WHAT IS BEING ASKED: Check each line of the records below and collect those holding "JSON".

DATA LISTING:

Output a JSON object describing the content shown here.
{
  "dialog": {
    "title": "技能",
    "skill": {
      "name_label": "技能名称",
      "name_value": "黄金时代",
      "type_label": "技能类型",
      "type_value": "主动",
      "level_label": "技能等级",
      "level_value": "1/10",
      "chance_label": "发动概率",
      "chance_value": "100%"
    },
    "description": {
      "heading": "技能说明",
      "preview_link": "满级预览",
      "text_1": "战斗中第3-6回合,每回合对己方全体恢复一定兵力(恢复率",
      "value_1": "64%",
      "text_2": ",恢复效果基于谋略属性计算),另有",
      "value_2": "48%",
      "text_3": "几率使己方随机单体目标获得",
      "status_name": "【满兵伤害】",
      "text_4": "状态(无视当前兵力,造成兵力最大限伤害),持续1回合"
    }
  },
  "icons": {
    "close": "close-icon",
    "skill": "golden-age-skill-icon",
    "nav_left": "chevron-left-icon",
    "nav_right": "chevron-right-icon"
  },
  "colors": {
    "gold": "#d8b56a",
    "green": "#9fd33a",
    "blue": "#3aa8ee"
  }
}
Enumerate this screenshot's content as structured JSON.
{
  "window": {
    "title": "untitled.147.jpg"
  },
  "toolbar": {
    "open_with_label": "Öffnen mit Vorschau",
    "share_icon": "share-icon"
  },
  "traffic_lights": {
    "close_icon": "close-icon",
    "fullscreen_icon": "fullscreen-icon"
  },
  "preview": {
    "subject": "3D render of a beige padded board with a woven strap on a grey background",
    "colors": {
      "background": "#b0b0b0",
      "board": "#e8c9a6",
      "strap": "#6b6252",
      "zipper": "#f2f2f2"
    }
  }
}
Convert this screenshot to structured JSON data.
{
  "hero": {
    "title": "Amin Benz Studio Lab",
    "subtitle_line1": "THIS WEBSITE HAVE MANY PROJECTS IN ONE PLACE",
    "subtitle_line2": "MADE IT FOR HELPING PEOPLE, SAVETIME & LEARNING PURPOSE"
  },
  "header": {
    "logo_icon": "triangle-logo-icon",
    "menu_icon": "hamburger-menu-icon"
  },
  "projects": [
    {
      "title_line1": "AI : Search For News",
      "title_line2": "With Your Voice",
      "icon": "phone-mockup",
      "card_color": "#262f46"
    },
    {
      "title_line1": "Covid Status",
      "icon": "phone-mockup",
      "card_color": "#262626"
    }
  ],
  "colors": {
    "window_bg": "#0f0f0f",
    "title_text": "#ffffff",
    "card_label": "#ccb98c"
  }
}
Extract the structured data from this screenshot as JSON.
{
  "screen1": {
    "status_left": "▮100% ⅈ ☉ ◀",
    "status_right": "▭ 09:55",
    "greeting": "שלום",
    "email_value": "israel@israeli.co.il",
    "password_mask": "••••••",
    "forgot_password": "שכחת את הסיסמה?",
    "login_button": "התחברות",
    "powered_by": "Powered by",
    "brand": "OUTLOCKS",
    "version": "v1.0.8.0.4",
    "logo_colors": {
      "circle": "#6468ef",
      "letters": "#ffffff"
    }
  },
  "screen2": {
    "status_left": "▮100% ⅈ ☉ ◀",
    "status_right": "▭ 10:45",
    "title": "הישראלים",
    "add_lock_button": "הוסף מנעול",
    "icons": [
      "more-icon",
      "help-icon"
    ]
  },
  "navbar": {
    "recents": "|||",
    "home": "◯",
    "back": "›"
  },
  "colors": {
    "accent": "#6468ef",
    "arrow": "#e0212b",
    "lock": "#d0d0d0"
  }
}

TASK RESPONSE:
Output a JSON object describing the content shown here.
Enumerate this screenshot's content as structured JSON.
Convert this screenshot to structured JSON data.
Extract the structured data from this screenshot as JSON.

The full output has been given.